2Long Walk

Information from complementary and alternative medicine suggests that “long walking” or consciously taking long strides can affect brain chemistry and decrease symptoms in Parkinson’s disease. Harvard Business School professor, Amy Cuddy suggests, standing like Superman or Wonder Woman for two minutes also changes brain chemistry. Cuddy has shown how body language and how we stand affects not only how others see us but how we see ourselves. In a 2012 TED talk, Cuddy said,

Powerful people tend to be, not surprisingly, more assertive and more confident, more optimistic. They actually feel they’re going to win even at games of chance. They also tend to be able to think more abstractly. So there are a lot of differences. They take more risks. There are a lot of differences between powerful and powerless people. Physiologically, there also are differences on two key hormones: testosterone, which is the dominance hormone, and cortisol, which is the stress hormone. – (TED Talks, 2012)

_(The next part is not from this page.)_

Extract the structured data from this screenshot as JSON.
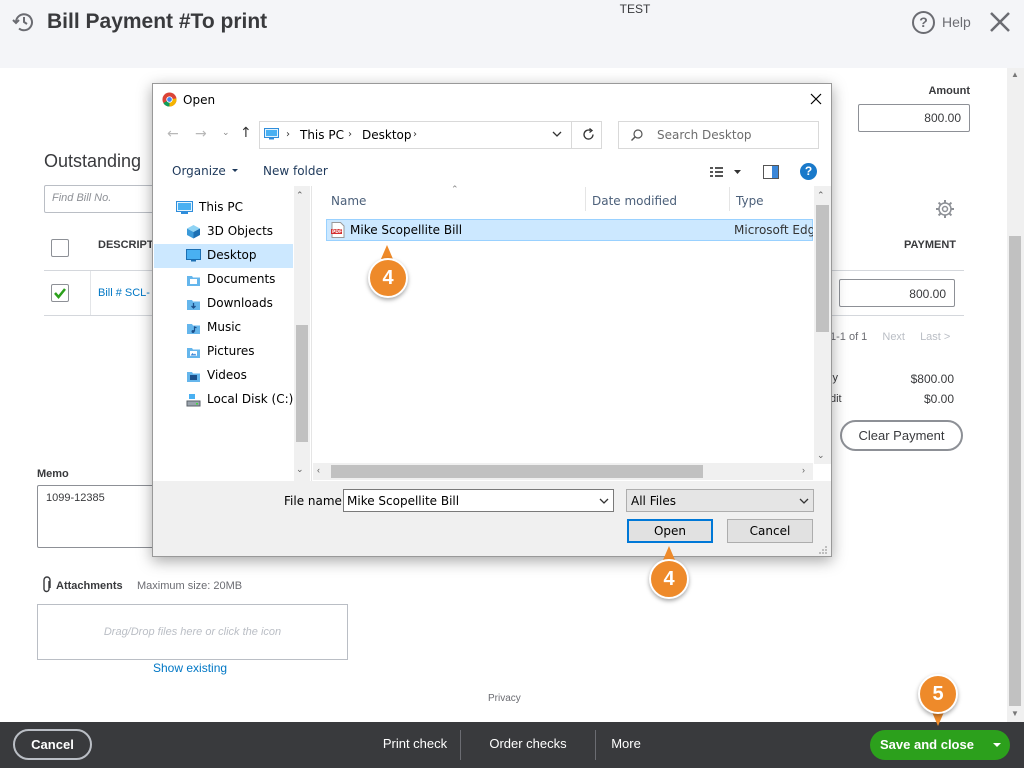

Cuddy goes on to show how standing in a Wonder Woman or Superman posture for two minutes decreases cortisol, making one less stressed and increases testosterone, making both men and women feel more powerful. Could standing in a powerful posture for two minutes influence not only how we feel about ourselves and also our connection to the people around us? Does it change how you feel?

3While walking correct the past tense of “Singed”, “Selled”, and “Teached.”

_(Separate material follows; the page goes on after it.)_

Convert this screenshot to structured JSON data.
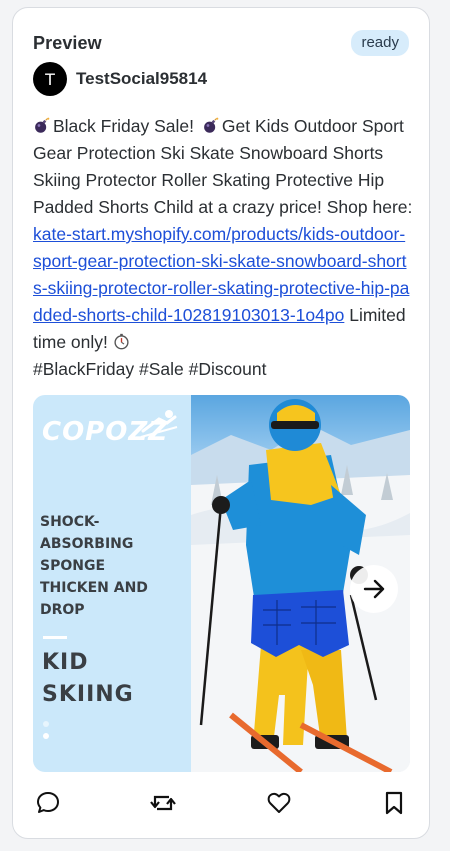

An article in “Public Library of Science” Journal noted that manipulating the brain with a deep brain stimulator changed both movement patterns and speech and grammar, by improving one and worsening the other. What if practicing the use of past tense verbs in sentences could improve what is going on in the brain and improve walking and movements?

Although deep brain stimulation (DBS) of the basal ganglia improves motor outcomes in Parkinson’s disease, its effects on cognition, including language, remain unclear. This study examined the impact of subthalamic nucleus deep brain stimulation (STN-DBS) on two fundamental capacities of language, grammatical and lexical functions. These functions were tested with the production of regular and irregular past-tenses, which contrast aspects of grammatical (regulars) and lexical (irregulars) processing while controlling for multiple potentially confounding factors. Subthalamic nucleus deep brain stimulation led to worse performance at regular past tense verbs (grammar) but not irregular past tense verbs (lexicon). – (Public Library of Science @PLOSONE 2012)

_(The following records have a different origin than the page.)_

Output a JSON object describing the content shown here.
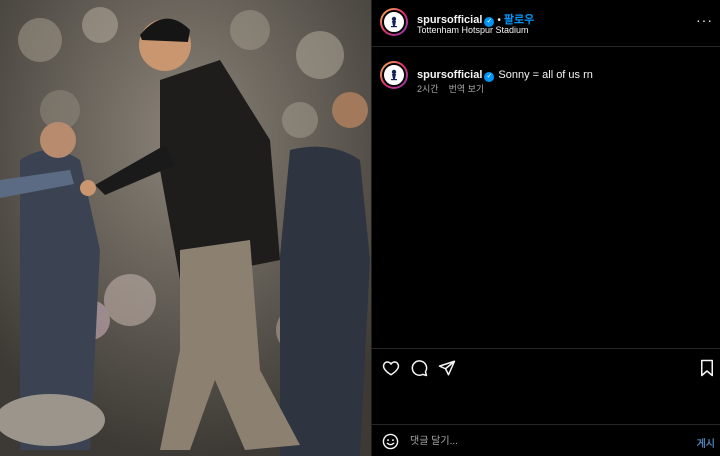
{
  "header": {
    "username": "spursofficial",
    "follow_label": "팔로우",
    "separator": "•",
    "location": "Tottenham Hotspur Stadium",
    "more_label": "···"
  },
  "caption": {
    "username": "spursofficial",
    "text": "Sonny = all of us rn",
    "time": "2시간",
    "translate_label": "번역 보기"
  },
  "comment": {
    "placeholder": "댓글 달기...",
    "post_label": "게시"
  },
  "icons": {
    "header_avatar": "spurs-crest-icon",
    "like": "heart-icon",
    "comment": "comment-bubble-icon",
    "share": "paper-plane-icon",
    "save": "bookmark-icon",
    "emoji": "smiley-icon"
  },
  "colors": {
    "accent": "#0095f6",
    "background": "#000000",
    "muted_text": "#a8a8a8"
  }
}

4Dance or Bicycle

Recent research indicates that someone with Parkinson’s disease loses the ability to bicycle after, not before, they lose the ability to walk and that bicycling helps keep walking steadier.

5Do meditative movements like Taichi or Qigong

One article, “Complementary & alternative management of Parkinson’s disease: an evidence-based review of eastern influenced practices,” questions the higher rate of Parkinson’s disease in the Western world.

The prevalence of Parkinson’s disease appears to be lower in Asia compared to the Western world. It is unclear if this is related to the ubiquitous use of traditional medicine in Eastern healthcare, but the use of complementary and alternative medicine (CAM) modalities in countries like Korea may be as high as 76%. Based on evidence limited to randomized-controlled trials we found that mind-body interventions are generally effective forms of physical activity that are likely to foster good adherence and may reduce disability associated with Parkinson’s disease. – (Journal of Movement Disorders, 2014)

So if you want to walk better despite a diagnosis of Parkinson’s disease or some other movement disorder, use your mind to determine what appeals to you and what disgusts you. Also keep your mind sharp by solving word games and focusing on verb tenses as you walk. Think and move. Consciously focus on how many steps you take over a certain distance. Take longer steps. Dance, bicycle, and do Taichi

Kimberly Burnham, PhD (Integrative Medicine) focuses her writing and Spokane, WA practice on brain health and alternative medicine. Her expertise covers such conditions as Parkinson's disease, multiple sclerosis, and seizure disorders. She also writes on neurotheology or the intersection of brain health and faith traditions.